Commissioning was just the first stage – we edited all the work for publication and worked with Gecko Press to find illustrators for many of the pieces. It was particularly interesting for me – a tyro* in this regard – to see a project of this size right through from inception to publication. Every aspect of the process was fascinating – and quite consuming…debating the best sequencing of all the contributions, debating the title and cover, the color of the cover…and more. And finally there’s spreading the word ahead of publication – talking to librarians, booksellers, teachers, any prospective buyers – preparing the website to go live. (* Tyro = beginner or novice).
Kate, you say that Annual is meant to be enjoyed by ‘backwards browse.’ What does that mean?
This was new to me – Julia told us that people nearly always explore a book, especially a volume of mixed material, from the back to the front.
It’s perfectly true. I do it myself, though I’d never noticed…and we’ve enjoyed watching people pick up Annual and check it out by fanning the pages from back to front. That’s good from our point of view – the first piece they see, then, is Naked Grandmother, the board game which is pretty entertaining. A ‘backwards browse’ will find you flicking through an annual until you fall on what you want to sink yourself into.
Annual’s cover is quite subtle compared to the treasure trove inside. Was that intentional?

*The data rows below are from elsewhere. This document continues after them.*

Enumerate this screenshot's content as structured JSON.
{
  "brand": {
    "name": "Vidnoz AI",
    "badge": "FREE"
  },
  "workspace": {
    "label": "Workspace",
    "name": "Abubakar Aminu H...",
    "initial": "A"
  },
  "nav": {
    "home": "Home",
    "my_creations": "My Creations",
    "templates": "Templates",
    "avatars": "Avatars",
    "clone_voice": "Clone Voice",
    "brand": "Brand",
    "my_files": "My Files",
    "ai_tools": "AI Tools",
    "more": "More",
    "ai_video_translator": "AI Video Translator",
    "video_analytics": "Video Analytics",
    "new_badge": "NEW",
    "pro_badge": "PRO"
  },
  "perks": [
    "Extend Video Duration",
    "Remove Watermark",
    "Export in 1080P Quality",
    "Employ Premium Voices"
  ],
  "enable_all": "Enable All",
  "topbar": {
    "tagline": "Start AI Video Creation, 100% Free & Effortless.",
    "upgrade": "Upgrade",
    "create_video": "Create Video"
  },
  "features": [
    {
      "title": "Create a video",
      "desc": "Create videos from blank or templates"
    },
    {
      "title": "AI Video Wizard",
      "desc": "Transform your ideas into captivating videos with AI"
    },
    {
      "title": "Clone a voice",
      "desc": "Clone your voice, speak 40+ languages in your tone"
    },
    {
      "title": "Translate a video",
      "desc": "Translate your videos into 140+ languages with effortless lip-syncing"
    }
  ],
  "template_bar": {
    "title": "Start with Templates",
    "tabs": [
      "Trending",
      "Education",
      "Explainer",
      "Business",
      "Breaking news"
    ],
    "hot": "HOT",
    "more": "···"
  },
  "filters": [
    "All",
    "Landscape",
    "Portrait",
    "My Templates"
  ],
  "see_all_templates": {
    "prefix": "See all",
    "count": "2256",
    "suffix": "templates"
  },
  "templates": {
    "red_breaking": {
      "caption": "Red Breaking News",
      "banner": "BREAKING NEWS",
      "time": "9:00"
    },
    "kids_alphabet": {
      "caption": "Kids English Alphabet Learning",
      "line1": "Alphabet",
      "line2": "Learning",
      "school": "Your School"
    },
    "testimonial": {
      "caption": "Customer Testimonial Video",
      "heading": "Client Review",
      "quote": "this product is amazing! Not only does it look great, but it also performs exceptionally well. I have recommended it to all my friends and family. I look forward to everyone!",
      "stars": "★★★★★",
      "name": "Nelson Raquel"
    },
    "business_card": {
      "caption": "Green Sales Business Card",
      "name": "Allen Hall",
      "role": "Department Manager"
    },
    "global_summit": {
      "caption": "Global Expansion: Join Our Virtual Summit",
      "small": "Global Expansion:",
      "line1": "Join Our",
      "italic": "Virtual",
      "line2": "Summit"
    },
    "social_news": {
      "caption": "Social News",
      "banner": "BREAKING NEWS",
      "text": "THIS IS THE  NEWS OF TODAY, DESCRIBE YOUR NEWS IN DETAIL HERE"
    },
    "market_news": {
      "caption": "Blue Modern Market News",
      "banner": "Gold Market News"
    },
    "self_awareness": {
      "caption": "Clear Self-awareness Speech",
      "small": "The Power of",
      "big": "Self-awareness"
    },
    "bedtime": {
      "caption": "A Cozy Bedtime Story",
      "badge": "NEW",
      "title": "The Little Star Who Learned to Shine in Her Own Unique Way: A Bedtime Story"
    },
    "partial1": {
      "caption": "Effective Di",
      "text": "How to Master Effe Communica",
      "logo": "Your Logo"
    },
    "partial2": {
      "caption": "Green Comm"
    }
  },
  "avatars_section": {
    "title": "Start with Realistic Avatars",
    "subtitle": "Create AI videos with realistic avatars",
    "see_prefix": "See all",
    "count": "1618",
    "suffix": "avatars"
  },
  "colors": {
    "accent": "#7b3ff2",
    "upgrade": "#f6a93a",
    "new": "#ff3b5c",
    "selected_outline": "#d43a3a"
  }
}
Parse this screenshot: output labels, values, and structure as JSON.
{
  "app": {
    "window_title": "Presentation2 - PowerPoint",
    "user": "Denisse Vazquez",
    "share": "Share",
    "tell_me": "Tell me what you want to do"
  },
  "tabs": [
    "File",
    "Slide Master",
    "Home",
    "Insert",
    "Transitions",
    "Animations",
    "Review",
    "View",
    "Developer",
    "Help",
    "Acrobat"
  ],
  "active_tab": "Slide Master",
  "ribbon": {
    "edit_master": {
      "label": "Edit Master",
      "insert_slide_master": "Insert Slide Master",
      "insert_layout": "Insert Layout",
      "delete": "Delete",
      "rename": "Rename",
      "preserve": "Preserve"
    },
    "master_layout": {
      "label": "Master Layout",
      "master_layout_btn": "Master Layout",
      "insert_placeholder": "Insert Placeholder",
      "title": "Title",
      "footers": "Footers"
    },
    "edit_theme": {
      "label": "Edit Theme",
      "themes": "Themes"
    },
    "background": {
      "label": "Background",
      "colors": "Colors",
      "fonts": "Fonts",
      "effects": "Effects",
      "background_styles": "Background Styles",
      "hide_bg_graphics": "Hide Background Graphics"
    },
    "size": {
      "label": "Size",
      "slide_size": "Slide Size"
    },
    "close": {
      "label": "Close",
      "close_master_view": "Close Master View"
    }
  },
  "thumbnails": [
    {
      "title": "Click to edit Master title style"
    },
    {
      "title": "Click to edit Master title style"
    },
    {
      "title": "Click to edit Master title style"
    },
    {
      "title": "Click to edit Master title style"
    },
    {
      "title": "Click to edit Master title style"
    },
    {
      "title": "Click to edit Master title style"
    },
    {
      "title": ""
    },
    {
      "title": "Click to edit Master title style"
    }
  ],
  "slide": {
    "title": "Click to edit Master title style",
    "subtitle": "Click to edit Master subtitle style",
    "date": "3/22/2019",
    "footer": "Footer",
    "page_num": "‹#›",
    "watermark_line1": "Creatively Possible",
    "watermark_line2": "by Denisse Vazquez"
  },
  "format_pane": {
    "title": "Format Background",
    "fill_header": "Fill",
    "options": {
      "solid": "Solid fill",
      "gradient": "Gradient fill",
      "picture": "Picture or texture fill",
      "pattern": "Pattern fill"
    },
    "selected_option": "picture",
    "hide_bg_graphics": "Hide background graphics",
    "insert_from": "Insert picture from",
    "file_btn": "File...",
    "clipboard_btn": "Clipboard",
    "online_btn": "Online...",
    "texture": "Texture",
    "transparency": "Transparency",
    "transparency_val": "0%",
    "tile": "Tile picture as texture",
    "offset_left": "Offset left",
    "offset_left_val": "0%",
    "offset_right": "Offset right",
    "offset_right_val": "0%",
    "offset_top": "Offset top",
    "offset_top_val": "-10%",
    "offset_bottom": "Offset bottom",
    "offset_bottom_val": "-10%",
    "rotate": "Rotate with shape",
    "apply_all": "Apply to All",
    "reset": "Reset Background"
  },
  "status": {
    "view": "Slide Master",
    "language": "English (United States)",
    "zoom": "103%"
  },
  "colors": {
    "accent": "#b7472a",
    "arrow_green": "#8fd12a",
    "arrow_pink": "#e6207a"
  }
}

Yes, that was intentional – the title written vertically and two lovely drawings by Gregory O’Brien…the chirping bird kind of heralding something good to come. And then there’s the color – a radiant orange.
We wanted the cover to be a striking design (that’s the work of Spencer Levine who also designed the interior) so that the prospective reader would be drawn to pick up Annual – and then begin the ‘backwards browse’ through the material between the covers – which is rich indeed, a real feast for the eye.
What is your hope for the book?
Firstly, I hope the book finds its way to the readers we had in mind when we were working on it – all those readers between 9-12 who are smart, curious and hungry for new material. I hope that readers outside that age group will check it out, too. I hope especially that it is bought by school libraries – that way Annual can reach readers who may not otherwise come across the kind of material inside.
We hope that Annual becomes an annual publication! We’re working on the second volume now and hope that we can keep on producing for as long as there’s an audience…We hope to keep on finding new writers and artists and giving them a platform to publish. We hope, too, that NZ writers and artists for children aspire to be published in Annual, that it builds an audience among practitioners as well as readers.
Kate, you’re very prolific. What is your next project?
Susan (Paris) and I are well launched on the commissioning of Annual 2 – which is huge fun…We meet twice a week and spend hours talking and pitching ideas to each other, refining them and working out how best and who might turn them into gold.